    Klein's career wasn't limited to standup. He also did Broadway shows (he was nominated for a Tony for the Neil Simon/Marvin Hamlisch/Carole Bayer Sager musical "They're Playing Out Song"). He's appeared in dozens of movies, some of them good ("Hooper," "Primary Colors"), some not so much ("Mixed Nuts," "Sharknado 2").  His TV resume includes sitcoms and dramas and his own talk show, as well as hosting "Saturday Night Live" twice (beginning with the third episode of its first season in 1975).

    I devoured Klein's vinyl albums "Child Of The 50s," "Mind Over Matter," and "New Teeth," and watched every one of the specials he did for HBO. He was the first standup to get an hour-long show on that network which, at the time, wasn't available in many homes but, fortunately, my parents were early subscribers. They loved Klein, too -- so much so that when he performed at a nightclub in my hometown when I was 16, my father took me and convinced the bouncer I was 18 so we could both get in.

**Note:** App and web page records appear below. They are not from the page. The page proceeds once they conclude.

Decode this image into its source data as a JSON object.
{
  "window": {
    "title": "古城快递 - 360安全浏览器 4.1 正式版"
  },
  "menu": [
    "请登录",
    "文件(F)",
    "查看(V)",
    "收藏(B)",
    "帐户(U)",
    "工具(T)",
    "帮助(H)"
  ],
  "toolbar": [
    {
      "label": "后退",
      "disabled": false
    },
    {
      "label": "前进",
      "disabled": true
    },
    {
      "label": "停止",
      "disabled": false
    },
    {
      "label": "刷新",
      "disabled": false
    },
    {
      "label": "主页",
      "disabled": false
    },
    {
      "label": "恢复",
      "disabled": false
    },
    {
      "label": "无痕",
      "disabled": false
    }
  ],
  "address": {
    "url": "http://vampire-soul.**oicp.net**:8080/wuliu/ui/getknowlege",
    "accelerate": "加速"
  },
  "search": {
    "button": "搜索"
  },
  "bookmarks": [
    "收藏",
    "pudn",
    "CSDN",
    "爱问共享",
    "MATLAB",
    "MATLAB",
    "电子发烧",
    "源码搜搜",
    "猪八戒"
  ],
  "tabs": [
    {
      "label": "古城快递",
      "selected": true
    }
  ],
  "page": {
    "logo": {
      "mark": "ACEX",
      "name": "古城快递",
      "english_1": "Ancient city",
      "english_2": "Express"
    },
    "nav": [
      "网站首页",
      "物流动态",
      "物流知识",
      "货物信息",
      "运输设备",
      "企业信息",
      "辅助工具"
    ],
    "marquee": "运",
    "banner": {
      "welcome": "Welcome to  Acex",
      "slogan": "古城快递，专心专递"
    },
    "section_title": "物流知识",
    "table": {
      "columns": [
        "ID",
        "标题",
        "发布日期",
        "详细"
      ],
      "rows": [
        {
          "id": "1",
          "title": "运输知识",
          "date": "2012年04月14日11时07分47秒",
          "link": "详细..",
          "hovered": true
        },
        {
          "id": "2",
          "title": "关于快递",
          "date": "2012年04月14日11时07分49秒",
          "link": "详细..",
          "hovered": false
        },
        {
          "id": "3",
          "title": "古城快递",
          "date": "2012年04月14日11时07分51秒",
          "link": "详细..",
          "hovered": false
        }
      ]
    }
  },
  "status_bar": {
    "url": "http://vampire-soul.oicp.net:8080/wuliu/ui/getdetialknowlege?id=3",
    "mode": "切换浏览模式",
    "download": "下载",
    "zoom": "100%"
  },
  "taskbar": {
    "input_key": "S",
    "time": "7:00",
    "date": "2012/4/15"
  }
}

    To be honest, there's certainly a link from Klein's observational style to many of the things I've done on the air and in print. I learned from him how to keep my eyes open for things to make fun of, how to take even the most mundane parts of my daily life and use them as entertainment. It's a vital component of the skill set that any topical performer must have, and can be traced directly back to Klein.

    Re-reading the above, I realize this sounds like an obituary, but I intend it to be a recommendation for the documentary, "Robert Klein Can't Stop His Leg," which you should watch and enjoy. It's a warm tribute to a comedian who deserves the recognition. I have added it to my Movies You Might Not Know list.

    Previously on Harris Online...


    Some clever stuff on Twitter under that hashtag:

    Saturday, April 01, 2017

    Carl Reiner, "Now You're 94"

    Comedy legend Carl Reiner returned to my show to talk about his new graphic diary, "Now You're 94," as well as some other highlights of his career and life:
    • His memories of the late Mary Tyler Moore;
    • Working with Alan Arkin on "The Russians Are Coming, The Russians Are Coming";
    • Working with director Norman Jewison on that movie and "The Thrill Of It All";
    • Why he cast George Burns and John Denver in "Oh, God!";
    • How he managed to work on movies at the same time he was running "The Dick Van Dyke Show";
    • That time he and his wife stayed in the Lincoln Bedroom at the White House.
    Listen, then click here to subscribe to these podcasts via iTunes!

    Previously on Harris Online...